There is some truly horrendous dialogue, ie, "Are there any humans in here?", which a character calls out not once but twice, and leads me to wonder: do zombies really need that clarification? If they're in an unseen room and eating some fingers, will they hear that this dude is demanding to see humans only, realize they aren't the requested demographic, and go back to eating? No, of course they won't. They want fresher fingers.
Plus, for a movie in which thousands of bullets are sent smashing through teems of ghoul faces, there isn't a single scene of anyone reloading. Just sayin'.
Curiously, certain events or allusiuons are placed throughout the film that suggest a resolution or explanation for them is right around the corner...but then no such explanation comes.
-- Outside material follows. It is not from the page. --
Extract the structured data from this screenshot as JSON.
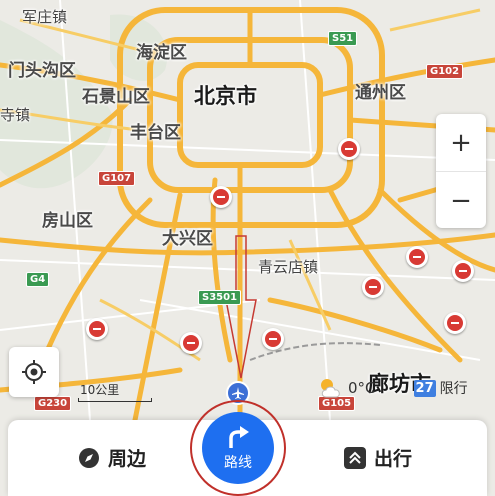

There are several scenes in which characters declare the zombies are getting smarter, are learning, but this leads to no real pay off. And in a scene where it's explained that Cass' son is attacked by zombies but not definitely killed, there's an established fear that she may run into a zombified version of her son later down the road...which never happens.
I wonder why all that is. Were there hopes or plans for a Z.A. 2? Was this some kind of pilot for a television show (which is a highly dubious question)? If no to both, then why introduce these developments only for them never to pay off?
Still, I dug this movie quite a bit. It's not perfect, comes nowhere close, and isn't trying to be. And for the sake of clarification, let me state this: had this been a theatrically released movie with a multi-million dollar budget, I would have ripped it a new asshole. It wouldn't come anywhere close to a watchable rating. It would endeavor to smell the fart fumes wafting off a simple rating of "terrible." But this was not that heavy weight. This was made for SyFy, people. SYFY. Have you seen their films? Of course you have. Your brain will forever be infected with much of their output. As such, because of its lineage, Z.A. deserves a lot of credit. It wasn't just run-of-the-mill garbage.
Romero's films will always be looked at as cannon, and fledgling zombie filmmakers of the world have long made their peace with that. Every zombie movie that soon will be - one that contains flesh eating, brain destroying, and a contagious virus - will always and forever be a sequel to Romero's films, whether they like it or not. As it stands, Zombie Apocalypse happens to be one of the better ones.